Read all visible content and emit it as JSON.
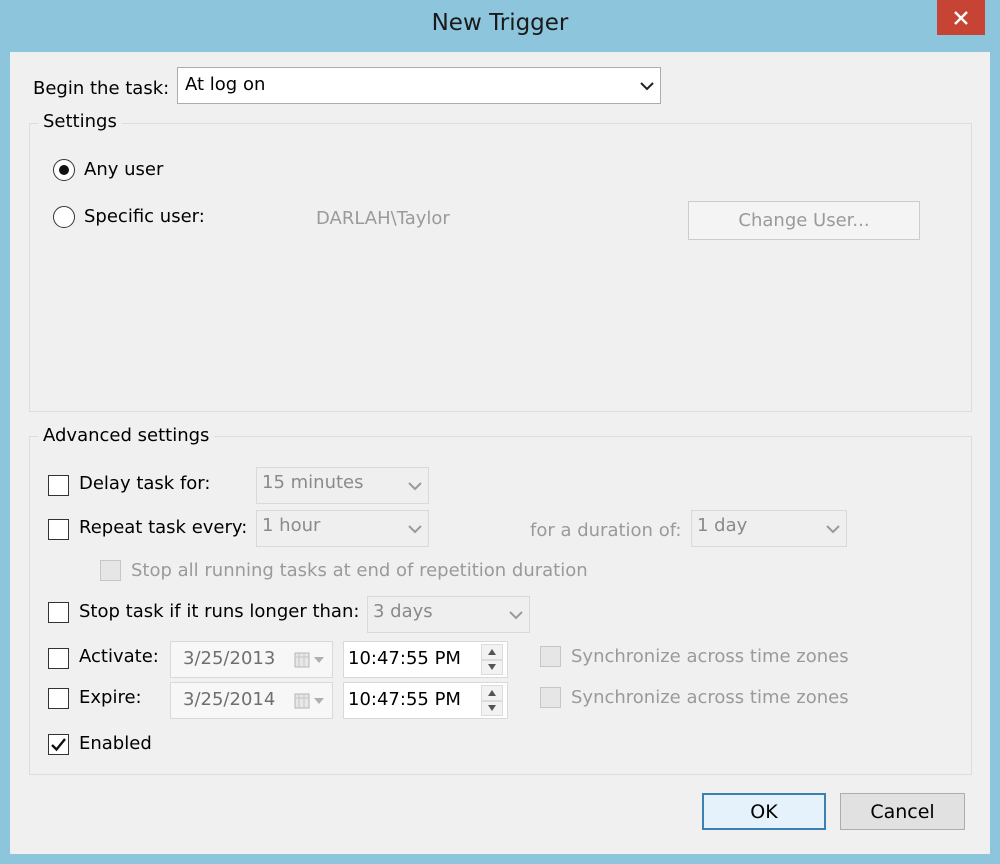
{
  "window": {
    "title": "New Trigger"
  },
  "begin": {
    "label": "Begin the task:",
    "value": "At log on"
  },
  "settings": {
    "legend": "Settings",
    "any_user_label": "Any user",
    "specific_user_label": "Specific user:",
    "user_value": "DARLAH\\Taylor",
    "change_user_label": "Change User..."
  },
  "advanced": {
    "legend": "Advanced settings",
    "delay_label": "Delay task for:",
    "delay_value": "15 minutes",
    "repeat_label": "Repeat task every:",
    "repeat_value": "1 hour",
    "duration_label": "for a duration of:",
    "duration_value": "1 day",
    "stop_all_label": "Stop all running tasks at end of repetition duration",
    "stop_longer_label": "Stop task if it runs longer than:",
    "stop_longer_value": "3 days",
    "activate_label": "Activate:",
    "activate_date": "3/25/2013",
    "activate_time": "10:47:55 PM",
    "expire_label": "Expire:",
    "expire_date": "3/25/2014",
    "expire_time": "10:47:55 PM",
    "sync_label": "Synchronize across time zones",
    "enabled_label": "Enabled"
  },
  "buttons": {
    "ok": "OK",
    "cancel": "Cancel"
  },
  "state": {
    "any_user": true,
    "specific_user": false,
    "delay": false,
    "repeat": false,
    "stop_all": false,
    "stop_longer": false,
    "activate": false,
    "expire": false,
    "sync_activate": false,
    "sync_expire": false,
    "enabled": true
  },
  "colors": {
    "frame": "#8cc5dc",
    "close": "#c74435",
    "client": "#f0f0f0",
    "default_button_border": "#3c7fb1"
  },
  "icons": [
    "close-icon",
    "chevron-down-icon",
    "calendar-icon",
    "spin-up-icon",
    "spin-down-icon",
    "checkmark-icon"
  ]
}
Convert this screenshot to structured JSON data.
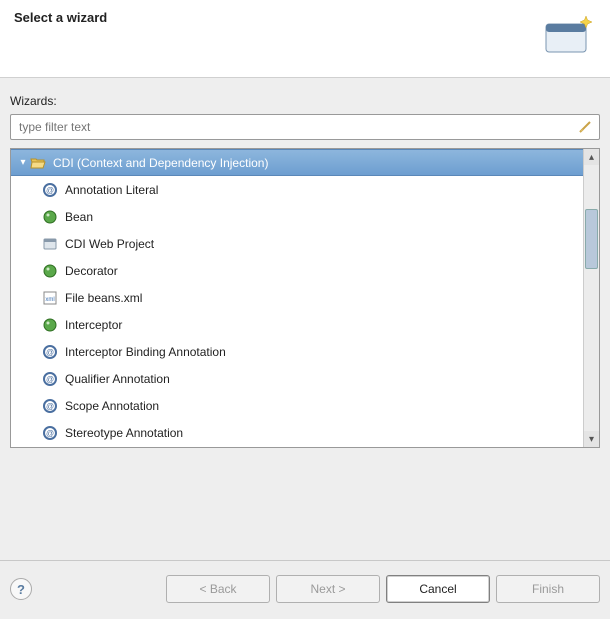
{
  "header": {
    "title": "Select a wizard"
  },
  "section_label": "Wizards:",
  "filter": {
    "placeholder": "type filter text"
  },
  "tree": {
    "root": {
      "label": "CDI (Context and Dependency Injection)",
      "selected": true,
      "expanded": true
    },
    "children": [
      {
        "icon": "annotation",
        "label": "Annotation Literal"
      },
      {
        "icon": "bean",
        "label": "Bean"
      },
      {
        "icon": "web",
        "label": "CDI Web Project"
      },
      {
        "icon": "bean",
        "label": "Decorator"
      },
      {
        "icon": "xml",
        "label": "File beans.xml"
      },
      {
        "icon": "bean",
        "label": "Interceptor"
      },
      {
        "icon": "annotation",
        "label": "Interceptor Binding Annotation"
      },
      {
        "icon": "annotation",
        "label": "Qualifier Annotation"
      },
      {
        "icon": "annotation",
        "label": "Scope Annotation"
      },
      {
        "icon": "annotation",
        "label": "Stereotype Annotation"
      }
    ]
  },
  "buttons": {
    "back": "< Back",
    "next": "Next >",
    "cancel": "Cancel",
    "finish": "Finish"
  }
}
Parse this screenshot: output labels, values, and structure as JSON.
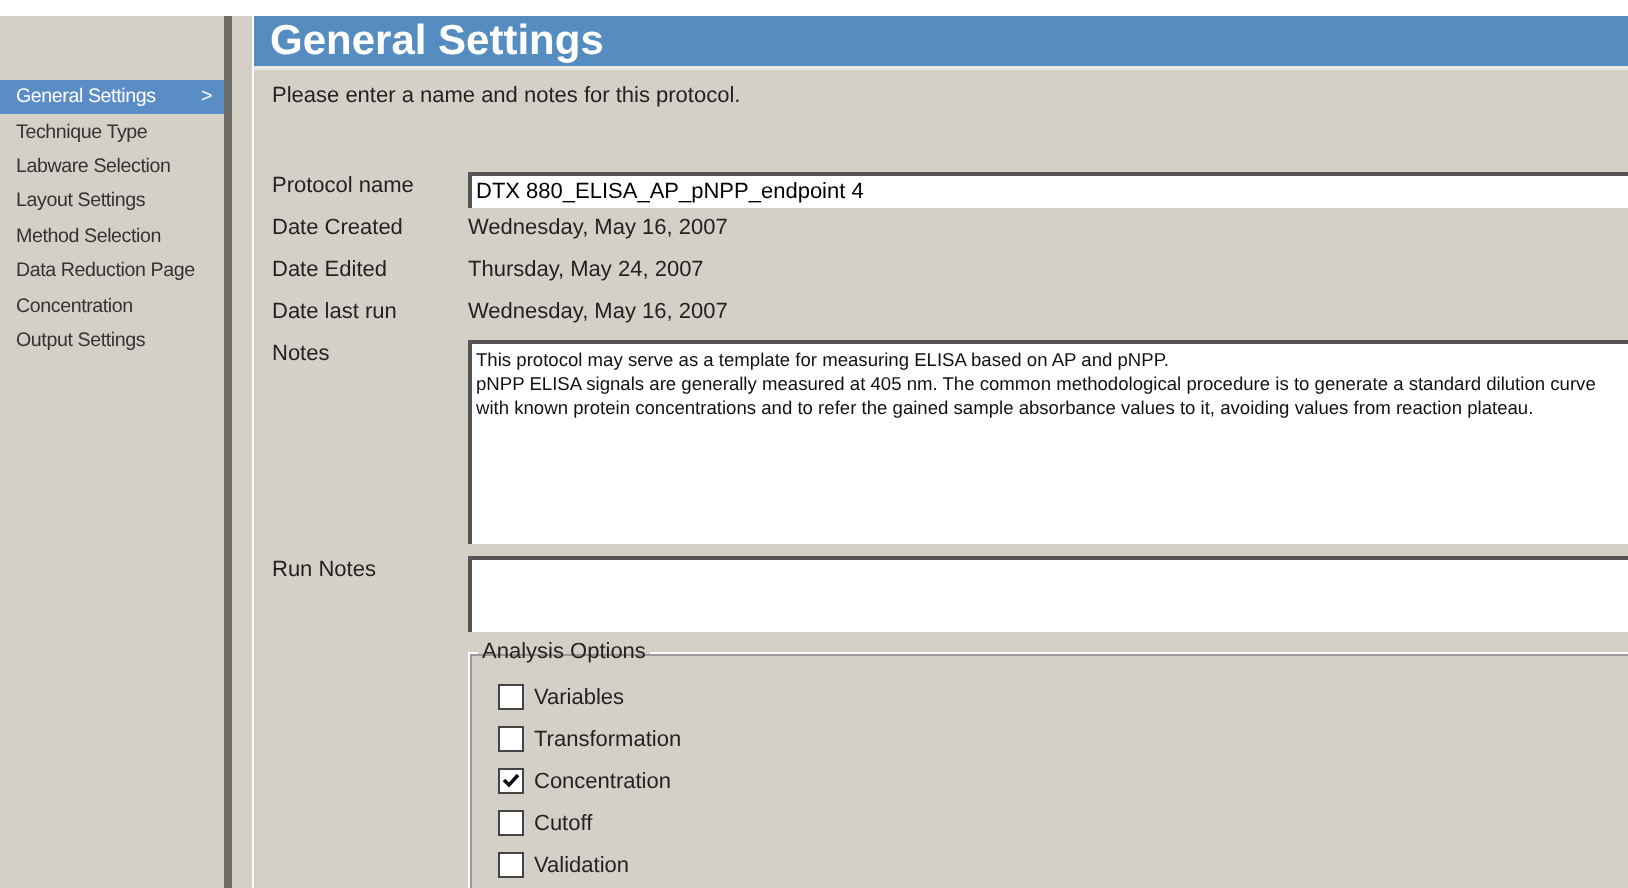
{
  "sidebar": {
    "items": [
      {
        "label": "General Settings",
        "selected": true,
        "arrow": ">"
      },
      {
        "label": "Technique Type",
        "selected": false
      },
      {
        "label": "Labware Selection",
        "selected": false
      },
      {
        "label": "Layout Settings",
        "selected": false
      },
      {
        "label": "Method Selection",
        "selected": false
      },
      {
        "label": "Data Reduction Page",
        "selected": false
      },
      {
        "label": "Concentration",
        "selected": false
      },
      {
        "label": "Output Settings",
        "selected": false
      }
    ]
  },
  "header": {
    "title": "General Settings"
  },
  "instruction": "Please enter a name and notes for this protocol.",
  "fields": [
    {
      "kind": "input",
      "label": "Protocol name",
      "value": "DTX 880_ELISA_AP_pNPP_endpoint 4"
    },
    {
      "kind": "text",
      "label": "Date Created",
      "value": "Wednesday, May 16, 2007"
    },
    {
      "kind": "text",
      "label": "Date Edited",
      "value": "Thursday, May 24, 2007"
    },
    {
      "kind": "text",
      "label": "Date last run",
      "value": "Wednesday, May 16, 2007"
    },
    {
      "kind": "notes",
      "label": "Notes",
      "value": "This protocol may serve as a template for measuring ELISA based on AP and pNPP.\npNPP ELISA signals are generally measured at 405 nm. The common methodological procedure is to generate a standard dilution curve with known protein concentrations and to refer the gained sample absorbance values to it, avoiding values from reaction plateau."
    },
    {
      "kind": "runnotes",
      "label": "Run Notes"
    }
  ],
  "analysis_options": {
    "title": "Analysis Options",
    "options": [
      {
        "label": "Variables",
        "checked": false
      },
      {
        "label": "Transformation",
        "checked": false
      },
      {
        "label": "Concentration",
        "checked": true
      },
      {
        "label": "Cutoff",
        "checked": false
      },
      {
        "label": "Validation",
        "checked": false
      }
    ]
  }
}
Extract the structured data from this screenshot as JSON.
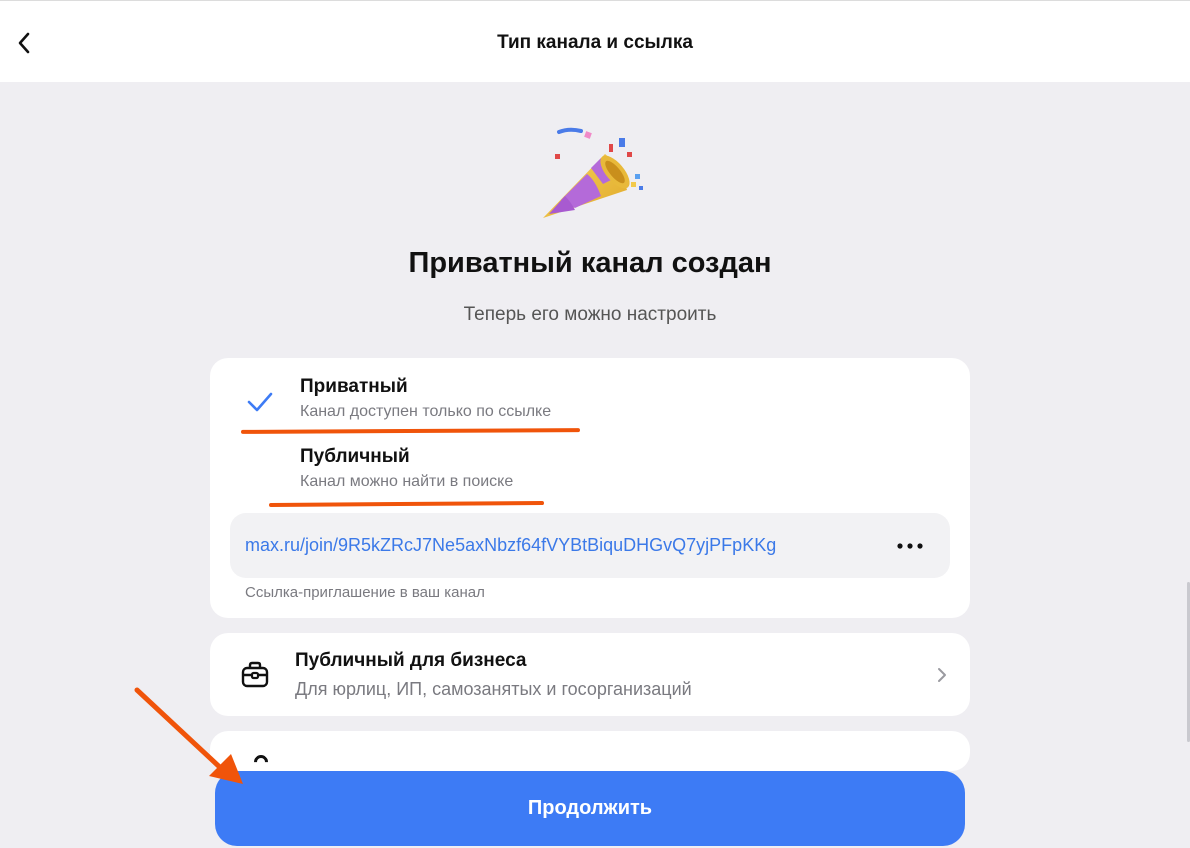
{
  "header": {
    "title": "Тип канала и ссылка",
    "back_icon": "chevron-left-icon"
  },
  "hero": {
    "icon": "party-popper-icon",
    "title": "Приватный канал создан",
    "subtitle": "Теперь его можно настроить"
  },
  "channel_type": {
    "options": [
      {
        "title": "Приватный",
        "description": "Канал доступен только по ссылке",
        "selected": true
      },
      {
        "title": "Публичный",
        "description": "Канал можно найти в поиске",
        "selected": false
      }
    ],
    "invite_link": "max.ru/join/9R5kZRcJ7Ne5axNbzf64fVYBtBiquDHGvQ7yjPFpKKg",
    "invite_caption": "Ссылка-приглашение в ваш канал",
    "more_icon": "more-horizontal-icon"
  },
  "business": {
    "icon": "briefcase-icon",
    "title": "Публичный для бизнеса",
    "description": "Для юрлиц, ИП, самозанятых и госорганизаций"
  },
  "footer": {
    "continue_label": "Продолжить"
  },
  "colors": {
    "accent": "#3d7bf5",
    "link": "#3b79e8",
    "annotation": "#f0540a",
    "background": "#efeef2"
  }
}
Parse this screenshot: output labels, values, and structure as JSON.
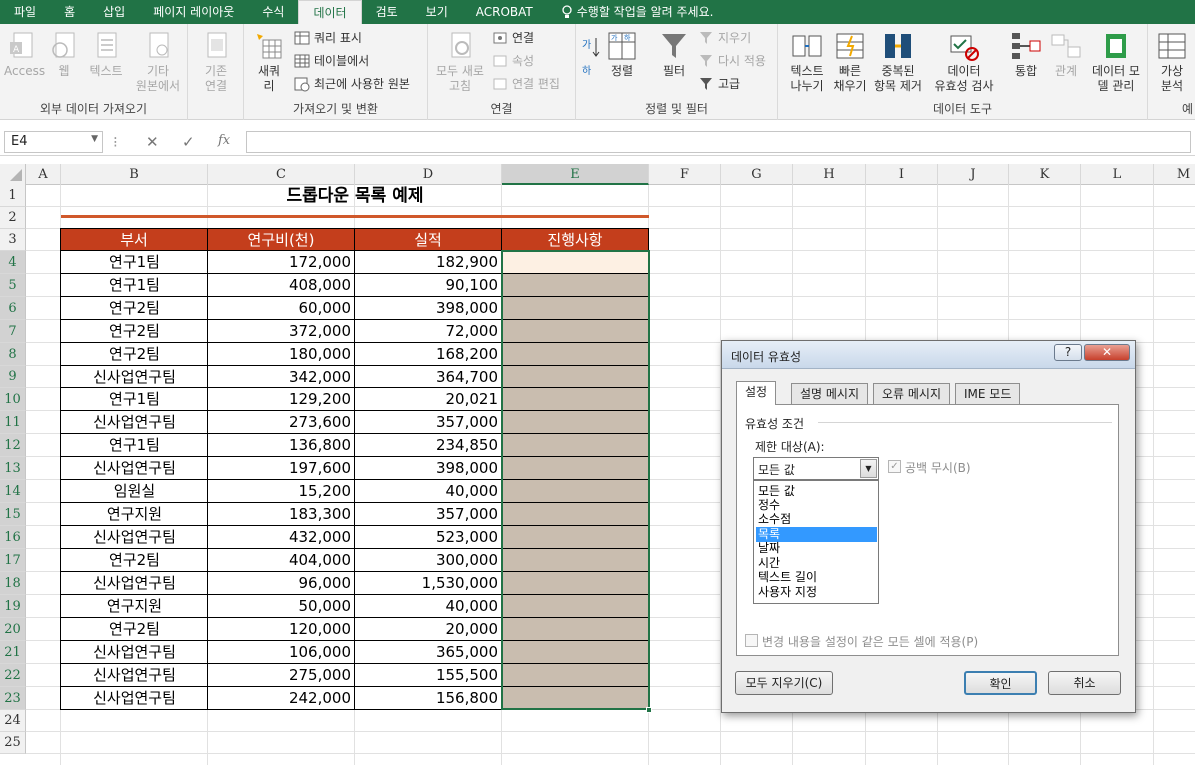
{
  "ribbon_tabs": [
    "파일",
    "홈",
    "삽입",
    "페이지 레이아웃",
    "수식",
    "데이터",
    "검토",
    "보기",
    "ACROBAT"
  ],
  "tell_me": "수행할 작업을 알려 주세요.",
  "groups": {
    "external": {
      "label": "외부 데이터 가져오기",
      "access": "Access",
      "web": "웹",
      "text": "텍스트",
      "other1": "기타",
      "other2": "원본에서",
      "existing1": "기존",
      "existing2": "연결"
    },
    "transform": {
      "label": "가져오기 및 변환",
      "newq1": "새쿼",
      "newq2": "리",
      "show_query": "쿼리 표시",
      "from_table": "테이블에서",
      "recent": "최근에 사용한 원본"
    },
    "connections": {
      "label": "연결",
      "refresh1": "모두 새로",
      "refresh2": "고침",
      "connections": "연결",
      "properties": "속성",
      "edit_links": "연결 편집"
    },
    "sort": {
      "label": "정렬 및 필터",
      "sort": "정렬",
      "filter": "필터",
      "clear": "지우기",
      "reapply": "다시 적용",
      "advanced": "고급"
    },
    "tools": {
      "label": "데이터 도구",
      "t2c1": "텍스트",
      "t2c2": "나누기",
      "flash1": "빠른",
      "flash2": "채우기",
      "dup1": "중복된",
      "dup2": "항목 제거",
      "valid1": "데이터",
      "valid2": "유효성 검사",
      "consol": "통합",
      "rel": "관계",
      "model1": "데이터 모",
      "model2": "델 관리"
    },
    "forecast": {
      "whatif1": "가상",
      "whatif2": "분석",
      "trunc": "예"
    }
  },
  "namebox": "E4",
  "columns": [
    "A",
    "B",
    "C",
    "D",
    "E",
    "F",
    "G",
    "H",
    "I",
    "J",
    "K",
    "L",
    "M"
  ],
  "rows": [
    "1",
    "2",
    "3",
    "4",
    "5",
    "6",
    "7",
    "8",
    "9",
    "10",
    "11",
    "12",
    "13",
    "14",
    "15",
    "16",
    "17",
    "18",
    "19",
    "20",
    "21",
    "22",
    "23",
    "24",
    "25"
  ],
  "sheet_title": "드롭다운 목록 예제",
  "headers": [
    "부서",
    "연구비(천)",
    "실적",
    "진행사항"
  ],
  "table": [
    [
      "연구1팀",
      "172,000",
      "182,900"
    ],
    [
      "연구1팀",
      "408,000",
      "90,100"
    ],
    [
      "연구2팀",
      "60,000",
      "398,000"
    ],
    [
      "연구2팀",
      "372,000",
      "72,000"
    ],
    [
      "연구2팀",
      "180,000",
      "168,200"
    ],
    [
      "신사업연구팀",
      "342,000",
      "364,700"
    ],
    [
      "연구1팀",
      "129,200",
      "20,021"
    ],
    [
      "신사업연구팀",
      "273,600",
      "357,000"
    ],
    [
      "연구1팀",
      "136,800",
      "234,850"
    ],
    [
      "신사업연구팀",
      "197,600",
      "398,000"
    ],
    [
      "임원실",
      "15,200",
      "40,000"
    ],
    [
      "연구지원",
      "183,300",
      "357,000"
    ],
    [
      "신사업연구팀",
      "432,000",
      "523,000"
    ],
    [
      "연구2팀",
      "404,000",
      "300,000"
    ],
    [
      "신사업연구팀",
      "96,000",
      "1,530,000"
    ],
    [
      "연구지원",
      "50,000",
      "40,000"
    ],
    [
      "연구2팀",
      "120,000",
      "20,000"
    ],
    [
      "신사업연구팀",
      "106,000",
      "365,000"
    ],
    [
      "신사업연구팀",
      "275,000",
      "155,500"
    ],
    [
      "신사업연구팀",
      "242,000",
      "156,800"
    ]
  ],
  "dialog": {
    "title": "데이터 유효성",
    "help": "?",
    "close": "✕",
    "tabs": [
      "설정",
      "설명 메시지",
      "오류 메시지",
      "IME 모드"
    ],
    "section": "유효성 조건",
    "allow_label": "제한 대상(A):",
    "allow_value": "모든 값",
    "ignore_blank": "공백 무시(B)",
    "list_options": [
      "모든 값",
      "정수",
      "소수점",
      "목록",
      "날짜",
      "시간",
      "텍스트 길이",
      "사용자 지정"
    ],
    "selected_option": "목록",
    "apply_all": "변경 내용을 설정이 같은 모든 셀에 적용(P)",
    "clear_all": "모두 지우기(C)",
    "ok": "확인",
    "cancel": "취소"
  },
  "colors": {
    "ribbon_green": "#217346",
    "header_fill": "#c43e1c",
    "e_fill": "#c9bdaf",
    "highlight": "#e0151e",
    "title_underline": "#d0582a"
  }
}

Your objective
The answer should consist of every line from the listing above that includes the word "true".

Solution to the problem
    "any_user": true,
    "enabled": true
      "selected": true,
      "expanded": true
        "selected": true,
        "checked": true
        "selected": true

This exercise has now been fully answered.